You may think that taking pictures of fireworks is as easy as pressing the shutter button—and sometimes it really is that easy—but if you’re really keen on taking some great shots, there are a couple things to note in terms of settings and equipment.

Nikon D800, 1.2 sec., f/9.0, ISO 200, 14mm

Nikon D800, 1.2 sec., f/9.0, ISO 200, 14mm

Go early to claim your spot

There’s nothing worse in going to see and photograph fireworks only to have your view blocked by a few heads in front of you. You have to go early, scout the area for the best vantage point, and stay in that spot until the fireworks start. There’s really no other way around this unless you have some sort of special access that the general public does not have.

Setting up your equipment

Once you claim your location, be sure to set up your gear well in advance of the start of the event. This will ensure that you’re not fidgeting with your camera settings when the fireworks are going off in front of you.

Ideally, you should have a tripod, cable release, and if you’re trying for an extended exposure, a black card to block light from your lens while the shutter is open—I’ll explain more about this below.

The cable release comes in handy because it prevents you from shaking your camera by having to press down on the shutter button.

Start shooting

There are a couple ways of shooting fireworks. But whichever way you choose to go, be sure to keep taking those photos because fireworks go fast, and they don’t wait for you to ready your camera!

A simple long exposure of about 1-2 seconds will give you a decent display of fireworks that will work for the most part. The photo above was an exposure of 1.2 seconds on my tripod using a cable release.

Given the long exposure nature of fireworks at night, you may instinctively think to set your ISO to a high amount because of the amount of ambient light available. The higher your ISO, however, the more noise you bring into the photo.
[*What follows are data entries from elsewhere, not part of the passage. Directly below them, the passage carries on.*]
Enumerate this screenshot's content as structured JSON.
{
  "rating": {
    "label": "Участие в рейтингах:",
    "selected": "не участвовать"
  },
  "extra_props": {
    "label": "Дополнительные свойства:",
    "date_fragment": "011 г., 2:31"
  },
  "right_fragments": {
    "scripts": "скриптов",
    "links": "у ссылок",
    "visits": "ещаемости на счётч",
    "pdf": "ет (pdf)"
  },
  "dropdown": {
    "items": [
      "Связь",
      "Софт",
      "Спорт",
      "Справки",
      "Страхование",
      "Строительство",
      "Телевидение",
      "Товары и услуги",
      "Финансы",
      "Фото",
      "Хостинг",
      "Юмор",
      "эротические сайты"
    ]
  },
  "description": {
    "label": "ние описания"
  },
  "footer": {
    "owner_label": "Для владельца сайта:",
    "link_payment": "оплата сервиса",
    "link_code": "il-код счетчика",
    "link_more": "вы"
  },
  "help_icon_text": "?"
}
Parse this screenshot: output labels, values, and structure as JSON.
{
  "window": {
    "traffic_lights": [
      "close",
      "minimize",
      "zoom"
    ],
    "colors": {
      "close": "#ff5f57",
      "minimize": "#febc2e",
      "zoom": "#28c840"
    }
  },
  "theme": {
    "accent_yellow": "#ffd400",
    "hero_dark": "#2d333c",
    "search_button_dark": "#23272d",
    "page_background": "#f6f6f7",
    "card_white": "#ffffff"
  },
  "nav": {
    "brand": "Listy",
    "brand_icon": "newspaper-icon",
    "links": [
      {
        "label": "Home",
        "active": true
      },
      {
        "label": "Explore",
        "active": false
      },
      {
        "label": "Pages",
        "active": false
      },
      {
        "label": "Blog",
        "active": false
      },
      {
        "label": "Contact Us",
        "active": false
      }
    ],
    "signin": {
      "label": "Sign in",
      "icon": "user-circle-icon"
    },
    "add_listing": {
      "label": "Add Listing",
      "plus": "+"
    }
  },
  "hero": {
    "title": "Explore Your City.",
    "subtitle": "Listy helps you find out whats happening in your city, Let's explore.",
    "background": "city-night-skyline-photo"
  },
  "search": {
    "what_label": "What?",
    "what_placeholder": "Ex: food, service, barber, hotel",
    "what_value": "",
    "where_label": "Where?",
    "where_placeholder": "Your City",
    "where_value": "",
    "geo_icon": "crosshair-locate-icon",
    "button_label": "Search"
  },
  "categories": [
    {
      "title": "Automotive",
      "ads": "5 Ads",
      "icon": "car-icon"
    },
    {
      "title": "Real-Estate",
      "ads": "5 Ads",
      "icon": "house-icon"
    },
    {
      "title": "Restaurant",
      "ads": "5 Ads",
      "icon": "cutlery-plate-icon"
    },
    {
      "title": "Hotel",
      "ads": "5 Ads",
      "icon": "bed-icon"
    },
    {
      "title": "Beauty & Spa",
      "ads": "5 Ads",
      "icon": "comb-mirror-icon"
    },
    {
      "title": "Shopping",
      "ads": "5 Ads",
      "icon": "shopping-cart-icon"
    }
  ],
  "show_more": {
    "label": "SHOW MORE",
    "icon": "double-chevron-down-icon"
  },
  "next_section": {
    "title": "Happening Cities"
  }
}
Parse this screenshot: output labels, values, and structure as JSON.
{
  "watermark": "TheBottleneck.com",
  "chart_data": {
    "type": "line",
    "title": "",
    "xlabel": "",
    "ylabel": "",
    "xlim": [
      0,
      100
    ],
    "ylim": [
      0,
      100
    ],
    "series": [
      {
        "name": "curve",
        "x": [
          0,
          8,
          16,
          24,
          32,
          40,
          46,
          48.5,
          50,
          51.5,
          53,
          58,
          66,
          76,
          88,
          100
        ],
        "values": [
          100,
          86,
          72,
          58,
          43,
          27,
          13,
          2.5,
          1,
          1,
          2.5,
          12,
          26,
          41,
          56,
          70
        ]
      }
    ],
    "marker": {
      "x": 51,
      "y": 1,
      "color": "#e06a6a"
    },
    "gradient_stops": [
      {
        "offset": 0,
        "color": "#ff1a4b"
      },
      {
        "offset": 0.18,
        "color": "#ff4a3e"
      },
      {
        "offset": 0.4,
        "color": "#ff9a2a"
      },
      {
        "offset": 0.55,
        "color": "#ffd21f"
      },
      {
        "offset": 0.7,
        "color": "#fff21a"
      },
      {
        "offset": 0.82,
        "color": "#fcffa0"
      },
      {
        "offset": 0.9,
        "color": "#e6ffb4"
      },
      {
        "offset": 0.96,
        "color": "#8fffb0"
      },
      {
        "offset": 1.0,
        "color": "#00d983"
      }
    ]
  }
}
My settings above brought in just amount of light without yielding too much noise. My ISO of 200 yielded in a fairly dark image at first, but I was able to open up the shadow areas within Lightroom without producing too much noise. I much prefer to do it this way than increase my ISO from the beginning as it almost always tends to produce cleaner images.

I mentioned a black card earlier in this post. This technique can come in handy if you want to stack multiple fireworks over each other by leaving your shutter open in Bulb mode, and covering the lens with this black card when you don’t want any exposure. You only take the black card away from the lens when you want to capture the fireworks. The photo below is a 4.6 second exposure where I used the black card method. This is why you see the coloured explosion on the top, and the white fireworks from the bottom.

Nikon D800, 4.6 sec., f/9.0, ISO 200, 14mm

Nikon D800, 4.6 sec., f/9.0, ISO 200, 14mm

You really have to be careful with this though, since you can easily over-expose certain areas of your photo, like you see in the photo below. You will have to figure out in advance how many seconds will give you a properly exposed photo.

Nikon D800, 12 sec., f/13, ISO 100, 14mm

Nikon D800, 12 sec., f/13, ISO 100, 14mm

A little post-processing helps

When you’re done shooting your photos, no doubt a little post-processing will help give your photos that extra oomph. This particular photo was editing completely within Lightroom CC 2015. I opened up the shadow areas while reducing the highlights. I boosted the saturation slightly, and added some overall clarity. And finally, the new dehaze feature of Lightroom really worked well in this case to remove some of the haze produced from the smoke of the fireworks.

The level of post-processing is always different for each photographer, so you do as little or as much as you want to make the final image what you envisioned.

Nikon D800, 0.6 sec., f/5.6, ISO 1250, 14mm

Nikon D800, 0.6 sec., f/5.6, ISO 1250, 14mm

One final note

Remember to enjoy the fireworks while you are there! They happen very quickly so try not to be totally consumed with getting that perfect shot. You can easily be distracted by fiddling with your cameras while the beautiful colours explode above you, preventing you from actually enjoying the evening. But with a little bit of preparation, you should be able to fully enjoy the event and take decent shots that you are happy with.